  • 3tbsp breadcrumbs
  • 2 tbsp soft light brown sugar
  • 1.5tsp mixed spice (or make your own by mixing spices you have – e.g. cinnamon and a little nutmeg – a little goes a long way with nutmeg and so don’t be too generous! – or ground clove)

For the syrup

  • 340g granulated sugar
  • 200ml water
  • 3 tbsp honey
  • 1 cinnamon stick


  1. Defrost your filo overnight in the fridge.  If you forget and need to do defrost it the same day, place it somewhere warm, but not hot, and leave it for a couple of hours.
  2. Put all your filling ingredients into a large bowl and mix them up.
  3. Put half of the butter in a bowl and melt (we use a microwave to do this but pick whichever method you’re used to).  There is no set amount of butter really, it’s simply as much as you need but 250g is a rough estimate – don’t worry if you don’t use it all or if you need more.  The suggestion is to only melt half now because if you’re not a very quick worker (unlikely when working with filo), the butter will turn white (separation) and you will not be able to work with what’s left.  Keep melting the butter as and when you need it.
  4. Whilst the butter is melting, carefully unwrap the filo and lay all the sheets out on a clear surface and cover with a damp towel (which stops it from drying out which makes it more tricky to work with).
  5. Choose a tray to bake in.  We have a large Pyrex dish (the sort you may cook lasagna in – about 21cm x 14cm*).  You will need to cover the inside of your chosen dish with a coating of your melted butter from step 3; we do this with a silicon pastry brush otherwise, you risk getting hairs on your pastry if you use the standard basting brush.  Once you have done this, take a sheet of filo and line the dish with it.  Then you need to coat the first filo layer with more butter.  Repeat twice so that you have 3 layers of filo with a final coat of butter on the top layer.
  6. Use 1/3 of the filling mixture and spoon this on top of the third filo layer making sure you have an even distribution.
  7. At about this point, put your oven on to get up to temperature (180 degrees or 350 fahrenheit or gas mark 4).
  8. You will then need to add 3 more layers of filo following the instructions at step 5, followed by a second layer of filling, as in step 6.  Then, a further 3 layers of filo (as per step 5) and the final 1/3 of the filling before finishing off with a final 3 layers of filo.  Once you reach the top, score the pasty diagonally so you have diamond shapes on the top and then coat with a final thick layer of butter.
  9. Put your masterpiece in the oven for 25-30 minutes.
  10. Whilst your baklava is baking away, put the water and sugar (for the syrup) into a pan and keep on a low to medium heat.  Keep stirring until the sugar has dissolved.  Then add the honey and cinnamon stick and turn down to a low heat for about 10 minutes.
  11. Once the baklava is out the over, leave to stand for about 10-20 minutes before pouring over the syrup from step 10.
  12. Enjoy!

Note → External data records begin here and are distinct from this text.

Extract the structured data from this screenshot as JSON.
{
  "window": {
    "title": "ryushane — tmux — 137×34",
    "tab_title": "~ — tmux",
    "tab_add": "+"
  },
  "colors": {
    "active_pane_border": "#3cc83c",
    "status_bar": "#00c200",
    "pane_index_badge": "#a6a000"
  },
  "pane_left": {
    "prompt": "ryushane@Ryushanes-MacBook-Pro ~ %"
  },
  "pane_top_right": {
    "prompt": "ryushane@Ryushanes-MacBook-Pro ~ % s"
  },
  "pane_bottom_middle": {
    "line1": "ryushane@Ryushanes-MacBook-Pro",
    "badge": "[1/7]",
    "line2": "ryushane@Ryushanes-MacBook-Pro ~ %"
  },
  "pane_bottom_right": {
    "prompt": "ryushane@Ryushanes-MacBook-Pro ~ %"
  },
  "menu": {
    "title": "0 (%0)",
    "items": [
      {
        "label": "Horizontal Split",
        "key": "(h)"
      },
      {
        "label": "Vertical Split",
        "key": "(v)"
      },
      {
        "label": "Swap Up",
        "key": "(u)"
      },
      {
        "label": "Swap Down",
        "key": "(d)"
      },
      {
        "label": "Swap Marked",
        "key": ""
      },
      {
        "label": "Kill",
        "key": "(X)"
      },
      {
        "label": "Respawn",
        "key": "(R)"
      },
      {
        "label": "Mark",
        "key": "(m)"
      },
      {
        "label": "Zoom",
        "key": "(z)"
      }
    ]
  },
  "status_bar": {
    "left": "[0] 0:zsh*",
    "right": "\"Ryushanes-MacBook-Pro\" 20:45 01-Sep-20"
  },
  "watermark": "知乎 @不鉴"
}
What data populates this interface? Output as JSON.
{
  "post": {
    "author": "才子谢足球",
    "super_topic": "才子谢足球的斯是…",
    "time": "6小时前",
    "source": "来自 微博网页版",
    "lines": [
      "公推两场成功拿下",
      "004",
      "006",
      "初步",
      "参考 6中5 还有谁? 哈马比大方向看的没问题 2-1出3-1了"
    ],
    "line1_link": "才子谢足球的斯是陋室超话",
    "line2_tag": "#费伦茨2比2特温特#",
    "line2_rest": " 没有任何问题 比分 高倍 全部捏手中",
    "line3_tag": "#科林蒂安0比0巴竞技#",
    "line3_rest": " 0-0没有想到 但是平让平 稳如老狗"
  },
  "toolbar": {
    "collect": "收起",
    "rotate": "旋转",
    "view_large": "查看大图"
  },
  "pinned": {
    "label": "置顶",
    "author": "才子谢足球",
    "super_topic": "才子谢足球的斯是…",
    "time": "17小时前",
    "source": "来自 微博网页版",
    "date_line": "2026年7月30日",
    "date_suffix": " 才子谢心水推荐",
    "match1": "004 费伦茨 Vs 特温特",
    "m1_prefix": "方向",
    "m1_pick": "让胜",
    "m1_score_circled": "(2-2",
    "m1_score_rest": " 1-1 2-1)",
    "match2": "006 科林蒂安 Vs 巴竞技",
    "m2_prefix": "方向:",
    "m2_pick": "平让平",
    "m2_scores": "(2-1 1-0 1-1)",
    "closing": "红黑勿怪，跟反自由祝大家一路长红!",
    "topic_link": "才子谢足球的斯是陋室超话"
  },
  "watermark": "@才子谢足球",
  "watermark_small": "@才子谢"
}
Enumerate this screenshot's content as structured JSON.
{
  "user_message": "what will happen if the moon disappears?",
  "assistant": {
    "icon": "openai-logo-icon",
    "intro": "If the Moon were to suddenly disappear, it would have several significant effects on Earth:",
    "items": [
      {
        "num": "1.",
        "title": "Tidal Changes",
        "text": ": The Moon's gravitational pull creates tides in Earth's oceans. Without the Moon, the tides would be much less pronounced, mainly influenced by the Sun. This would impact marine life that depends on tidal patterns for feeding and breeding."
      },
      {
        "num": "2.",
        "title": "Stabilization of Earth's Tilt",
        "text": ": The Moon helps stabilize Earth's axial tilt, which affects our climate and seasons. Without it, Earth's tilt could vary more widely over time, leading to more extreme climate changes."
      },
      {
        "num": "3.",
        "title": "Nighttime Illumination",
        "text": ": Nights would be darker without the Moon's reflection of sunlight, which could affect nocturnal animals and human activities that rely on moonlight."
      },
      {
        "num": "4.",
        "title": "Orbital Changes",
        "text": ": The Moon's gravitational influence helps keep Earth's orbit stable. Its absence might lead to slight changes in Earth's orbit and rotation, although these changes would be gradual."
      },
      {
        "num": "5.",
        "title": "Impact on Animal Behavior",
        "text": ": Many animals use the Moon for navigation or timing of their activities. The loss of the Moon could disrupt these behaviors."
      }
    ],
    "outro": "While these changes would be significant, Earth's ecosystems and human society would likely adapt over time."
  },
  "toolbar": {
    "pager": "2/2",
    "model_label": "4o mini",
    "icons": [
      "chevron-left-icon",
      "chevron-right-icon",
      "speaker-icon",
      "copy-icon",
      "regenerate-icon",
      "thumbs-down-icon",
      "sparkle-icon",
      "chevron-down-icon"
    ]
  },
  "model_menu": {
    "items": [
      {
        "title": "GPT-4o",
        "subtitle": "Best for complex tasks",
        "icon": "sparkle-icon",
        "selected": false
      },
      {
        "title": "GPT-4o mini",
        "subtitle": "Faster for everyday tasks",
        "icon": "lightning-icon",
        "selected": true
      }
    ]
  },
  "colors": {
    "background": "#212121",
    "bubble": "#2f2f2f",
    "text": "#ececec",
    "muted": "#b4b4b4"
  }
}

*Don’t worry if the dish you use is smaller.  Filo is long!  Simply start placing your filo in the dish one end, let it overlap at the other end and then fold it back on itself.  Essentially, half of the dish will have a layer of filo and the other half may have 2 layers thanks to the doubling up.  Simply rotate the dish for the next layer so you’re all even!

Please feel free to add pistachios (which appear in some recipes) or lemon zest or orange-blossom water which appear in other recipes.  It really is all down to individual taste.  We have tried the recipe inducing these additions but always return to the recipe above!